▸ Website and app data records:
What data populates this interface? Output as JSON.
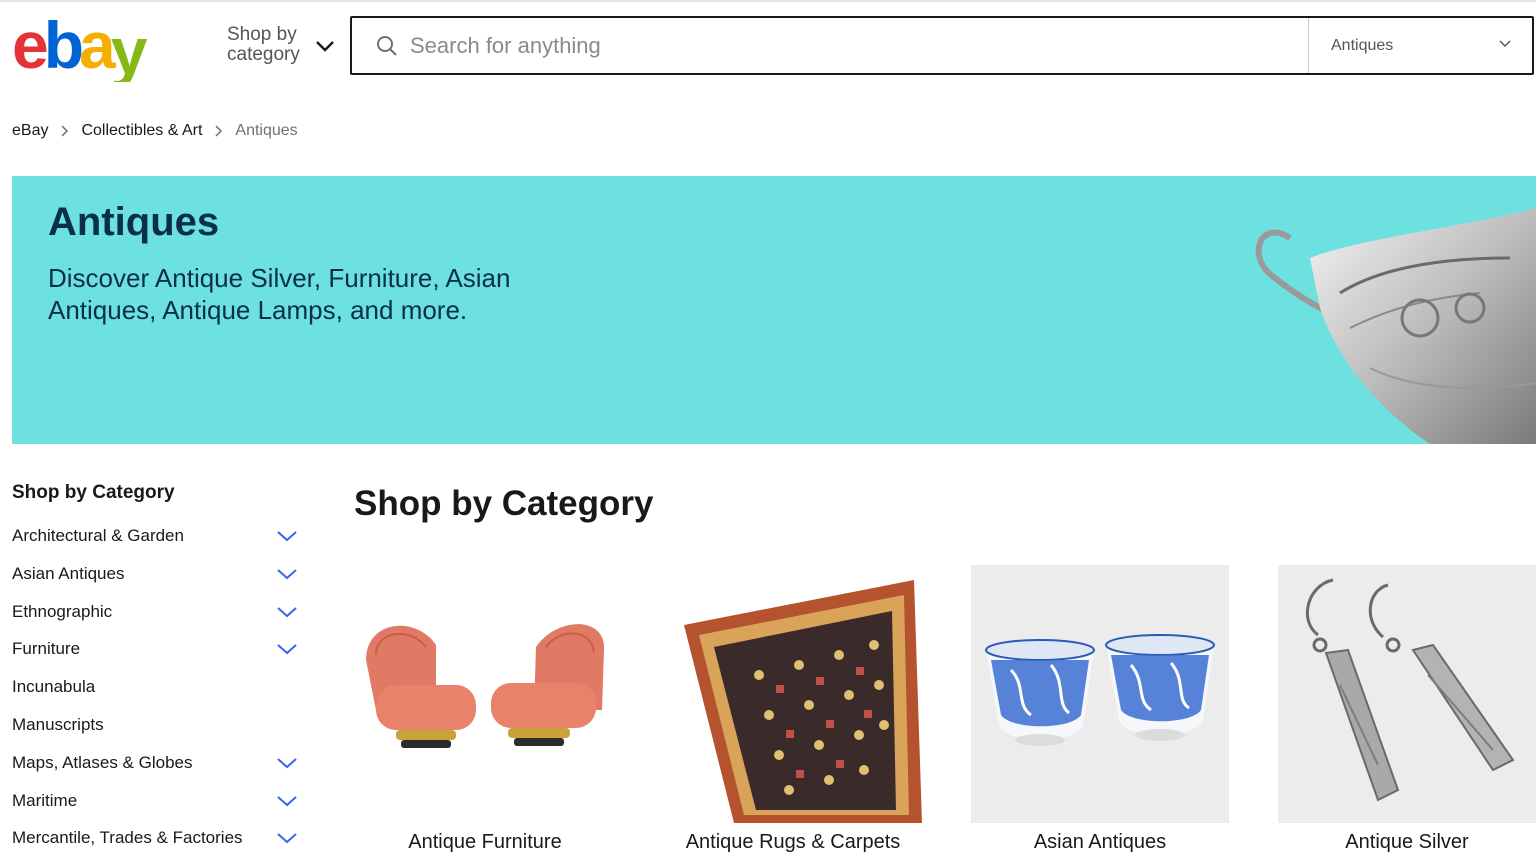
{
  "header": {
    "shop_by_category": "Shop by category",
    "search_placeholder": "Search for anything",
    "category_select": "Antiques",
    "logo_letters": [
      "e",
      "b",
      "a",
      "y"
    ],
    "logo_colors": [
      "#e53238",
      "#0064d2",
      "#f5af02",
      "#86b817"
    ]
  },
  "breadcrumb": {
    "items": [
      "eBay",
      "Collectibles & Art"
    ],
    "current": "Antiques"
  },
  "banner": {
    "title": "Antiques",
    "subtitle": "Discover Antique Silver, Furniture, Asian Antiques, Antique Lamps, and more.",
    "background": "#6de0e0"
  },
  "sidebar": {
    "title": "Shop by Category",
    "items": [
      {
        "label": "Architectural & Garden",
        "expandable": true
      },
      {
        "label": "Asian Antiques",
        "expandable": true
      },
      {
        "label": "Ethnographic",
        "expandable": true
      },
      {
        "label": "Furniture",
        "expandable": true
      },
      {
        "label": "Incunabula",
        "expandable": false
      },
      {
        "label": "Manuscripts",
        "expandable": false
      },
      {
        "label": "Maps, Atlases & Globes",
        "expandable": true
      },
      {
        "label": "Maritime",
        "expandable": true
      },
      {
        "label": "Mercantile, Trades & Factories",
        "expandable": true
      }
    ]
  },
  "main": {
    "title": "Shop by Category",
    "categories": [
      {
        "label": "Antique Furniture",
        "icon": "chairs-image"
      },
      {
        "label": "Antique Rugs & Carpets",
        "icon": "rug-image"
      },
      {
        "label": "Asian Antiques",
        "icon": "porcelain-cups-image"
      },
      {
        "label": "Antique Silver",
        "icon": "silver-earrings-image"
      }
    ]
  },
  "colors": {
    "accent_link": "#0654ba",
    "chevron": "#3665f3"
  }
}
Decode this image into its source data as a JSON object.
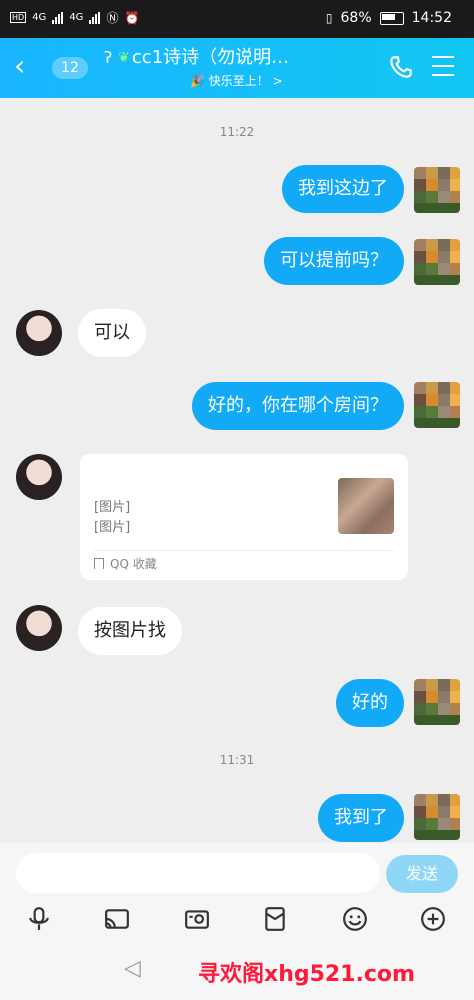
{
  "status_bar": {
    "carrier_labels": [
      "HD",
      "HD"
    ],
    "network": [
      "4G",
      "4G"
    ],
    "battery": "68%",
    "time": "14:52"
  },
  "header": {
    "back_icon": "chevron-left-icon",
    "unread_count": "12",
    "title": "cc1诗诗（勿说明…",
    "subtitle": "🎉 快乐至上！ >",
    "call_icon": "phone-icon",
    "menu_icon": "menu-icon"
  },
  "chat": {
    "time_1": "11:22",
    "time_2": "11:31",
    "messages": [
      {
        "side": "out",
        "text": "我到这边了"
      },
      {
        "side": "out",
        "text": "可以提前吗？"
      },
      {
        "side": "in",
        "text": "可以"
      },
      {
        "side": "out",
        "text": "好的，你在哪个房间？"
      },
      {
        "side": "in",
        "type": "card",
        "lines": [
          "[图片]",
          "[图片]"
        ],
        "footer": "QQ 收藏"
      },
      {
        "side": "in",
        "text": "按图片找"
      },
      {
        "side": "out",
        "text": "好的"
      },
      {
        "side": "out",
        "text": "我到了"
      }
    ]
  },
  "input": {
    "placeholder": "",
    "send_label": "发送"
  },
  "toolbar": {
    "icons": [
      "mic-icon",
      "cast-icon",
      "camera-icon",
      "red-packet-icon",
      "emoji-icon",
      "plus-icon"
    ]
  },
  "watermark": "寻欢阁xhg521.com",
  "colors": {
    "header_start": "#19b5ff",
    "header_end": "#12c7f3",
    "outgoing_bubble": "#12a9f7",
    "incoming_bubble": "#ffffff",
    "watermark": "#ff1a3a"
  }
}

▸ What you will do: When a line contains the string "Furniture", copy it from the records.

▸ Response to this task:
    "subtitle": "Discover Antique Silver, Furniture, Asian Antiques, Antique Lamps, and more.",
        "label": "Furniture",
        "label": "Antique Furniture",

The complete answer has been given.